> ACTION ITEM
I need every line that includes the word "example" copied from the material.

> RECORD SET
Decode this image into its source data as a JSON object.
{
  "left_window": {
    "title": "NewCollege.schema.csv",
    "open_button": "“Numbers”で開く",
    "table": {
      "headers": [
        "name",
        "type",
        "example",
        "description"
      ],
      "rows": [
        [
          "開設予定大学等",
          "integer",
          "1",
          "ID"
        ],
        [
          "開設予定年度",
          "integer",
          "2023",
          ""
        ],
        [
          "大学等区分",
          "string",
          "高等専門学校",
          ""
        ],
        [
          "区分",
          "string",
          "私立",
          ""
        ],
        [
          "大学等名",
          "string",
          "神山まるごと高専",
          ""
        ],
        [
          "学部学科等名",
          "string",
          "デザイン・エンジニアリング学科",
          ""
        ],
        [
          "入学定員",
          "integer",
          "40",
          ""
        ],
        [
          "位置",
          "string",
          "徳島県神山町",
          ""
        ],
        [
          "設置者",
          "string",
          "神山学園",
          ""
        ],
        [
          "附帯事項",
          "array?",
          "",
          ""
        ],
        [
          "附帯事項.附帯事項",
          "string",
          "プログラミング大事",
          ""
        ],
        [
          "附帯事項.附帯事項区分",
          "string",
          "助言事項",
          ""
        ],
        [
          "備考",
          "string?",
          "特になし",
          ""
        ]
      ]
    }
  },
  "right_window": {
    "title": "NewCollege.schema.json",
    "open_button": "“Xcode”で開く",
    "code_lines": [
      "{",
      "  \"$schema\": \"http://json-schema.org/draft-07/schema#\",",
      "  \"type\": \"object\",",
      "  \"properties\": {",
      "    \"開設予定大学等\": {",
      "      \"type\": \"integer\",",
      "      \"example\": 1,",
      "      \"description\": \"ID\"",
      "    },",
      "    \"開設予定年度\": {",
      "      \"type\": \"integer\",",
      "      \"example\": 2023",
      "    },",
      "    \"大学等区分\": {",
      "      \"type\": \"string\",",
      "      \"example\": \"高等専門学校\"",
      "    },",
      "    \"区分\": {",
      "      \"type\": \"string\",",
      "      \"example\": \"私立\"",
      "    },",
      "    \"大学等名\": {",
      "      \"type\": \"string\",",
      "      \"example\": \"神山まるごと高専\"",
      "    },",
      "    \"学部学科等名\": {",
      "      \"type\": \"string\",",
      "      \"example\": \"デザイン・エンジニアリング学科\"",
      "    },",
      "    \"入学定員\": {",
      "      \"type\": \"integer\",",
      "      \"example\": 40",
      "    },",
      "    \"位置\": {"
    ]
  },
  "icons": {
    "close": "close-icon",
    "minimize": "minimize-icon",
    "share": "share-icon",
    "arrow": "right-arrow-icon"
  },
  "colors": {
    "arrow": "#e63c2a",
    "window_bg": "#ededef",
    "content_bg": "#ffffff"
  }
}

> SOLVED PROBLEM
        "example",
      "      \"example\": 1,",
      "      \"example\": 2023",
      "      \"example\": \"高等専門学校\"",
      "      \"example\": \"私立\"",
      "      \"example\": \"神山まるごと高専\"",
      "      \"example\": \"デザイン・エンジニアリング学科\"",
      "      \"example\": 40",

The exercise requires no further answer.